I don't think that X86 and X64 architecture are well designed for routing. Multicore does work quite well with big amount of Data in memory, because each core do have a quite big quantity of cache memory today (level 2).
But for routing, most of the time is spent transfering small amount of data from device bus to cores. The PC architecture is not designed to do this efficiently because the device bus is shared between cores.
X86 / X64 bottleneck for routing is the PCI-e bus, even if you choose a dual IOH busses machine and add some GPU boards to speed up routing you will not be able to go beyond 40 Gbps total throughput on X86 / X64 platform. This is very slow compared to dedicated hardware routers able to push more than 1 Terabit/s through 10, 40 or 100 Gbps ports.
If you want to get this speed with X86 hardware, you'll eat 10 times more power than a dedicated hardware router. Where is the benefit ?
Each core does work at about 3 Ghz, but the fastest bus (memory) is running at about 1.3 GHz and must share between 2 or 4 cores...
This explain why low cost Broadcom chips used inside Routerboards can switch packets faster than some fast X86 machines. Unfortunaltely they can do only switching tasks and level 2 filtering. According to some tests i did, The RB450G switch Chip is able to transfer 4 Gbps between 2 Gigabits ports without packet drop. With routing, packets drop bursts can exhibit beginning at 100 Mbps, as soon as the processor unit needs to multitask non routing threads.
Multicore has never been a very attractive technology for low cost softwares and drivers. It needs a serious low level optimisation to work efficiently. This is only doable by Intel staff and a couple of other staff with deep knowledge of the core and X86 hardware structure design. This optimization task is a costly process, and is hardware dependent.
Multicore is the answer from X86 chips manufacturers to the impossibility to go higher than 3.2 Ghz.
But rising the frequency is really more efficient and simpler than adding cores.
Routing at high speed (between 1 and 10 Gbps) without packet drop needs faster processing, or dedicated hardware (FPGAs, ASICs, DSPs).
FPGA and ASIC design can be fully optimized from the ground up to do the routing task.

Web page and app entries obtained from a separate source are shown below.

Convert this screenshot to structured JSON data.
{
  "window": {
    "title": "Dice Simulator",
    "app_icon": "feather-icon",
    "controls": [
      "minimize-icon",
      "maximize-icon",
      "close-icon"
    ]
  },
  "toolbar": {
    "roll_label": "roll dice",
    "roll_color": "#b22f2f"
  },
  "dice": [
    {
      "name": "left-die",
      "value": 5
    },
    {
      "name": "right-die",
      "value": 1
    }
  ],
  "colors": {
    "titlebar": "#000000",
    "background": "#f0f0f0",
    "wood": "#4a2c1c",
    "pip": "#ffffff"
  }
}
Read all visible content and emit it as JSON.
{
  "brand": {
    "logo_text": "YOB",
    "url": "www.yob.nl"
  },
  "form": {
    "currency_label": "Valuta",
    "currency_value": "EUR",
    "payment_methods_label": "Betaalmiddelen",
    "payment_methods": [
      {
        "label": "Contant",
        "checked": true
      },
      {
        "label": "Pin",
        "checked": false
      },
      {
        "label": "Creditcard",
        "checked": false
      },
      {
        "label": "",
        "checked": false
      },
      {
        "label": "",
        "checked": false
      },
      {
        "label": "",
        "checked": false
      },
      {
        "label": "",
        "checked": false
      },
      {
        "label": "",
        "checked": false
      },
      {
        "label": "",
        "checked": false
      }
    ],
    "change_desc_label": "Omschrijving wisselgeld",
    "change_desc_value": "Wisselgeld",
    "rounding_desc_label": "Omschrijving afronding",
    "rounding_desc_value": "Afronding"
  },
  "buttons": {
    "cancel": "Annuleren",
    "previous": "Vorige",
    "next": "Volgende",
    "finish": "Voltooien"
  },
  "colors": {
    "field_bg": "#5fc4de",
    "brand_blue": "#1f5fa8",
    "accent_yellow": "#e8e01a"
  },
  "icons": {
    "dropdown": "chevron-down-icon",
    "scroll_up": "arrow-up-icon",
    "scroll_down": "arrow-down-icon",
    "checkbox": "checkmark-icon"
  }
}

In the end you got simpler, more efficient, more reliable and really faster designs. This is not the case for multicore X86 / X64 architecture.
This explain why you can see hardware routers able to push and route 100 Gbps per port without packet drop, where X86 machines can have problem to push 1 Gbps per port without packet loss.
So if you need speed, buy the hardware designed for it. If you need low cost and medium speed, buy Routerboards and Router OS :=)
Last edited by FIPTech
on Sat Jan 15, 2011 9:48 am, edited 1 time in total.